Presently, there are two main areas of concern for the Central and Western European economies: sourcing of energy; and maintaining the current level of manufacturing when needs for products are rapidly changing, especially in automotive and defense sectors. The energy dilemma is, of course, about the urgency to become free from the dependence on Russia as a supplier.
The conundrum of toxic dependence on cheaper Russian sources of fossil fuel-generated energy has abruptly hit most European countries. This has caused a real struggle to the top five such users: Germany’s annual expenditure is over $43 billion; the Netherlands spends $35 billion; Italy, $20 billion; Poland, $16 billion; France, $15 billion. For Germany and Italy, the cost covers most of the gas demand; for the Netherlands, Poland, and France, the cost resolves the problem area of oil.
These numbers are staggeringly high. First, this situation continues to give Russia flexibility in its war efforts. Secondly, it takes time and money to replace the now-volatile source, with the prime task of creating a new infrastructure to absorb non-Russian supplies, which will cause increased and faster spending on renewable sources or a turn toward to the nuclear option. The uninterrupted supply to households and individual consumers, as well as to industries such as manufacturing, may be in peril – something that prosperous Europe has not experienced for quite some time.
In manufacturing, the main challenges to Europe are offered by China as the top nation in terms of manufacturing output, as well as by the United States’ continuing manufacturing resurgence. The recent global pandemic halt was significant but has largely been overcome. It seems that the leading manufacturing nations continue to lead.
In terms of the overall manufacturing environment, the U.K. and Switzerland are proportionally on par with the United States, Japan, and Canada. The main six nations of the European Union in terms of manufacturing contribution by percentage are Spain, Portugal, Romania, France, Germany, and Poland. These were the same countries pre-COVID, and they account for over 35% of the total manufacturing production within the EU. But due to erratic supplies chains and the rising cost of energy, production requires much more effort and investment to stay afloat. The highest percentage of the workforce employed in manufacturing is in Poland, Germany, and Italy. Surprisingly, in this respect, these three countries lead globally, before Turkey and South Korea.
In previous articles, the renewable energy and defense sectors were pointed out as areas of concentrated activity. A third is automotive. In December 2021, for the first time, Europeans bought more electric cars than diesel, which was once the most popular option. The demand for EV is soaring, and manufacturers are responding to talk of this sector exploding.
In March 2022, Tesla officially began making cars at the gigafactory near Berlin, with a goal of producing 500,000 vehicles per year.
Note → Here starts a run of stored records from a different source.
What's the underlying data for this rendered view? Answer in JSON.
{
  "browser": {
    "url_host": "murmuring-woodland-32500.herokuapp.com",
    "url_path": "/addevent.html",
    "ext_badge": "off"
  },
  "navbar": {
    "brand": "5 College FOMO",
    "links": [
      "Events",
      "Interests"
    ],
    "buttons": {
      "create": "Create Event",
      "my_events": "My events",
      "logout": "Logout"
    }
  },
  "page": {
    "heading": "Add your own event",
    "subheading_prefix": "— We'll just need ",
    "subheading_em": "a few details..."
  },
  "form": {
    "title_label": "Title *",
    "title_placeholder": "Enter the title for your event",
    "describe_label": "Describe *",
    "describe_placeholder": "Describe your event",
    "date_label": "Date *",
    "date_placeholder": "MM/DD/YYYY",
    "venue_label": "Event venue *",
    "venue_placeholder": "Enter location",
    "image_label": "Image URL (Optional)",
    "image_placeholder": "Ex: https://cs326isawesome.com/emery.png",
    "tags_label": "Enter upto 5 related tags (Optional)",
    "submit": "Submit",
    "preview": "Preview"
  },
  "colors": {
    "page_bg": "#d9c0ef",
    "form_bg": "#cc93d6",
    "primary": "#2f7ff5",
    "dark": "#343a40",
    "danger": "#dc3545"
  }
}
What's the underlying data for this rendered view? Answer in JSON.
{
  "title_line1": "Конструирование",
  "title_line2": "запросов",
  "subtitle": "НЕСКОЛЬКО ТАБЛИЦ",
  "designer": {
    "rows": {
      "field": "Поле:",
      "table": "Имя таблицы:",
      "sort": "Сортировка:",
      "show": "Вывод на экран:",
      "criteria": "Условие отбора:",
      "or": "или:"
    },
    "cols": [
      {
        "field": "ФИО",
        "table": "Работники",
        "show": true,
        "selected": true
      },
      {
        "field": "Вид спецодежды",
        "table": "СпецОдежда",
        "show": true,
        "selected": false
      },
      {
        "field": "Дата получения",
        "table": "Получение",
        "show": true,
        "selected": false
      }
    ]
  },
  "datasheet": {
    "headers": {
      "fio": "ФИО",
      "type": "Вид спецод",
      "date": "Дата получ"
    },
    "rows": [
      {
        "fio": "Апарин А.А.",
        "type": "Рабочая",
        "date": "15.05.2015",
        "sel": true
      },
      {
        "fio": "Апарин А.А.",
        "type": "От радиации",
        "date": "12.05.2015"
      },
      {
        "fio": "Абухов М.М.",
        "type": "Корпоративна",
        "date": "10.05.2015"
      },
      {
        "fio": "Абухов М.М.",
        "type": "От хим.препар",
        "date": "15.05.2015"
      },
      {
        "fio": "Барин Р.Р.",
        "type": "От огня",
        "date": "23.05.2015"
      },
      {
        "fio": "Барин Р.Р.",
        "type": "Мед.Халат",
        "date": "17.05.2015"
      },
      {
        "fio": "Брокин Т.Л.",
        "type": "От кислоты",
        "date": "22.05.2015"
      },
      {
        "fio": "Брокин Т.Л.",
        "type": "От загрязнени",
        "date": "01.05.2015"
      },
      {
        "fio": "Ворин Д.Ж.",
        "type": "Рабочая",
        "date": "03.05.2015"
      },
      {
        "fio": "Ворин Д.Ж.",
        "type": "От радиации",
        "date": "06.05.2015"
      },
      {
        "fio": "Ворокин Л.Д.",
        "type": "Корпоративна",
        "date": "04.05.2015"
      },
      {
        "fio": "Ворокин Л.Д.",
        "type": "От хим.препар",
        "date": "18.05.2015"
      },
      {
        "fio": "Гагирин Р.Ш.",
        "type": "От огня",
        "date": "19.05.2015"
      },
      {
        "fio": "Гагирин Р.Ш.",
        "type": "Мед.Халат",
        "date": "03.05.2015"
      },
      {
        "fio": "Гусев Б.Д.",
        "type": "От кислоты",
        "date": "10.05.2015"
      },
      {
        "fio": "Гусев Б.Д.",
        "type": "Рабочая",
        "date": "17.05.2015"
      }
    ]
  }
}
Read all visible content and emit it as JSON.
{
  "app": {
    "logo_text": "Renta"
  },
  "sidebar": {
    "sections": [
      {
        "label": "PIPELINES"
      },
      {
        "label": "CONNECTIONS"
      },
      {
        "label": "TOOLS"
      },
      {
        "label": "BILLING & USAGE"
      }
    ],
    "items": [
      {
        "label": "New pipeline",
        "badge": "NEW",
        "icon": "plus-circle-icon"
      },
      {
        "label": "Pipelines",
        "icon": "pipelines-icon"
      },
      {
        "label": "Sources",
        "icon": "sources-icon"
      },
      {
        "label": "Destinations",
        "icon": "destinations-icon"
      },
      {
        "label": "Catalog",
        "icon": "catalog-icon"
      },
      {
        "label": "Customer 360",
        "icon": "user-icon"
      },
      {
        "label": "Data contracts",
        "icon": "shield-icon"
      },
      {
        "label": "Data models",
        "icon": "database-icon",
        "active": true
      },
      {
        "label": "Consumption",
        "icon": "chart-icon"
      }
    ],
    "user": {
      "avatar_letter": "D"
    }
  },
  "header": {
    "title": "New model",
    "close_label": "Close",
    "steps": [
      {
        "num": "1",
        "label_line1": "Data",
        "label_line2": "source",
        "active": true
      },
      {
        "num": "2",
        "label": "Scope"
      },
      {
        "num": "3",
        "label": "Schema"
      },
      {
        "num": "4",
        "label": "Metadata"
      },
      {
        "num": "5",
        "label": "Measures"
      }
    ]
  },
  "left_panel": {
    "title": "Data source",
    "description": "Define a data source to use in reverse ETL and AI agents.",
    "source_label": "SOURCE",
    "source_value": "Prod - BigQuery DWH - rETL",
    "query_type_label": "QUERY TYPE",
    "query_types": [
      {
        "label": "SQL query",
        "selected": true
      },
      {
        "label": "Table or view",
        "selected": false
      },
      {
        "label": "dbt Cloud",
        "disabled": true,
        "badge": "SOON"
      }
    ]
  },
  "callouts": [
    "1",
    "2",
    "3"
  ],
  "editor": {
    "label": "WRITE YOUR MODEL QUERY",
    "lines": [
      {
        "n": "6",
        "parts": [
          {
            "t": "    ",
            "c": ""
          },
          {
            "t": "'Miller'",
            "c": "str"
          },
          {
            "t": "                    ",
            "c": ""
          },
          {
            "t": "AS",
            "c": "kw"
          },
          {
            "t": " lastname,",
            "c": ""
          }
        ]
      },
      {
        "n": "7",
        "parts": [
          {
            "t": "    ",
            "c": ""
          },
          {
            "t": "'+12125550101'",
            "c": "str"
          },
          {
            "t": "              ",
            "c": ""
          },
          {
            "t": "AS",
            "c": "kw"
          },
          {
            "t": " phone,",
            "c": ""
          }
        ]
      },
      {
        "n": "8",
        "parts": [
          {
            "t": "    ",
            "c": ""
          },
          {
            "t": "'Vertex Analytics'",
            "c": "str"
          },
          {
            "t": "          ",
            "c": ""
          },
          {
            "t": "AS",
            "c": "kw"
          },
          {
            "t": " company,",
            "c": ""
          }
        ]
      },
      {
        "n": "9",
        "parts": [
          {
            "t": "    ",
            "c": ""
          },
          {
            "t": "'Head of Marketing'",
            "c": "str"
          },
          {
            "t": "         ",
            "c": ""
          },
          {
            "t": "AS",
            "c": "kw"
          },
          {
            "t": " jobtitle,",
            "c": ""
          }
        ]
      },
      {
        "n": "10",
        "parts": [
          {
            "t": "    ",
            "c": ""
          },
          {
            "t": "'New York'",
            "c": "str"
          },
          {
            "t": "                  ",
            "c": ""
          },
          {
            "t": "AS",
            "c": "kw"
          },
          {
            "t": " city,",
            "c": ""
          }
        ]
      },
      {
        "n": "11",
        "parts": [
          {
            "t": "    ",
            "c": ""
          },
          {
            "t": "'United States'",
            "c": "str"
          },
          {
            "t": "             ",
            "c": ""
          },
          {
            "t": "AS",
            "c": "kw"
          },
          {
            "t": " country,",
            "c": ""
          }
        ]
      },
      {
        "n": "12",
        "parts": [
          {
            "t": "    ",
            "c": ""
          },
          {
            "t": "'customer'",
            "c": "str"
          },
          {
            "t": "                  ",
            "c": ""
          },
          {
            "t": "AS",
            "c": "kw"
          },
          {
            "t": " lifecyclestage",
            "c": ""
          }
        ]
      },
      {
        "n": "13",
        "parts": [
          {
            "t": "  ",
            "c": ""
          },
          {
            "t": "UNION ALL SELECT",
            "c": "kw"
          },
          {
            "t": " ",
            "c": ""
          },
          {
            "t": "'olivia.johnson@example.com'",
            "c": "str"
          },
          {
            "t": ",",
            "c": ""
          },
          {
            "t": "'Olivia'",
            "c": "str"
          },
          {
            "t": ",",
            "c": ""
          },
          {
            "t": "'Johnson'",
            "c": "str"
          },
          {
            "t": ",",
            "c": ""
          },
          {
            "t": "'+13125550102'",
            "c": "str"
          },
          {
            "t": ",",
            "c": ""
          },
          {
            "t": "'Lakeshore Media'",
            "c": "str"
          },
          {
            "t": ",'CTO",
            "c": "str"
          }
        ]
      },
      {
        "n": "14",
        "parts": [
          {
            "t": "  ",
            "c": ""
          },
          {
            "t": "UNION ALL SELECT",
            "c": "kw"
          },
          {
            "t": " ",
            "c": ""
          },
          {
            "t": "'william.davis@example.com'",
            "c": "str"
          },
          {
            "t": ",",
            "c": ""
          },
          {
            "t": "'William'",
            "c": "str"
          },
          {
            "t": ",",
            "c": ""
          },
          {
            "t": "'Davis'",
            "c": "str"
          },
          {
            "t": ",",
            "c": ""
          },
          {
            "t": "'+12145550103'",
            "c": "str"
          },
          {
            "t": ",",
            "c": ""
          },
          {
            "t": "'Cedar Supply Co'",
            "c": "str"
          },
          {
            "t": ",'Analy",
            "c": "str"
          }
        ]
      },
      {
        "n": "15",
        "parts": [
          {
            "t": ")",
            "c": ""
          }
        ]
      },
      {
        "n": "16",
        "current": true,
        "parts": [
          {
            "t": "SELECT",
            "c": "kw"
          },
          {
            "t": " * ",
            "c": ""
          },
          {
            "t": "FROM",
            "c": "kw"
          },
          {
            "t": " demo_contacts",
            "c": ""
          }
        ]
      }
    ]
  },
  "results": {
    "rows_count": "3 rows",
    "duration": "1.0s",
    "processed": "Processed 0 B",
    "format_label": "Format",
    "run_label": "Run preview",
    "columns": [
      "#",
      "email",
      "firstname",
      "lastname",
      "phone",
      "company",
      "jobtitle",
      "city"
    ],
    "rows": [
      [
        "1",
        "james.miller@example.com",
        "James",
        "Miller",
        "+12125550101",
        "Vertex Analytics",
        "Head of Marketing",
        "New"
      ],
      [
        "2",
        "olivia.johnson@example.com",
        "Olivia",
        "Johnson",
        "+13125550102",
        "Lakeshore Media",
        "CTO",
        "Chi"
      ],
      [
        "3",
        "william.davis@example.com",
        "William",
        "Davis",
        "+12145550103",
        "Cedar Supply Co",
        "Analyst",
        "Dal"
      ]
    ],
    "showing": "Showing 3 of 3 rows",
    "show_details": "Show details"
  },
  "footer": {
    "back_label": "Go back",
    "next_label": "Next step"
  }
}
It took Tesla only two years to build the factory, and in the meantime, all competitors in Germany (and not only there) rushed to prepare for it. For now, Tesla will make all components in-house, but new specialized EV component manufacturers are constantly appearing, with batteries as the most publicized new product in many countries.
The number of other components for EV vehicles is rising, such as connectors linking miles of cables in cars, and they are becoming more and more complex. Even the notorious shortage of semiconductors works in favor of EV as manufacturers tailor their priorities for future needs, hence a departure from “old” car building. Moreover, the development of autonomous cars also makes EV a natural option.
Worth noticing as EV goes mainstream: According to the European Association of Automotive Suppliers (CLEPA), up to 500,000 jobs could be lost at automotive suppliers within the next 15-18 years, while only about 226,000 new jobs would be created by the growth in EV components.
The above points out where marketing efforts of suppliers of manufacturing technologies could be most fruitful. Supporting the development of the present style of manufacturing still has serious potential. However, increasing automation to help restructuring industries and implementing innovative technologies should be seen as inevitable steps to efficiency and reducing excessive dependence on the manual workforce.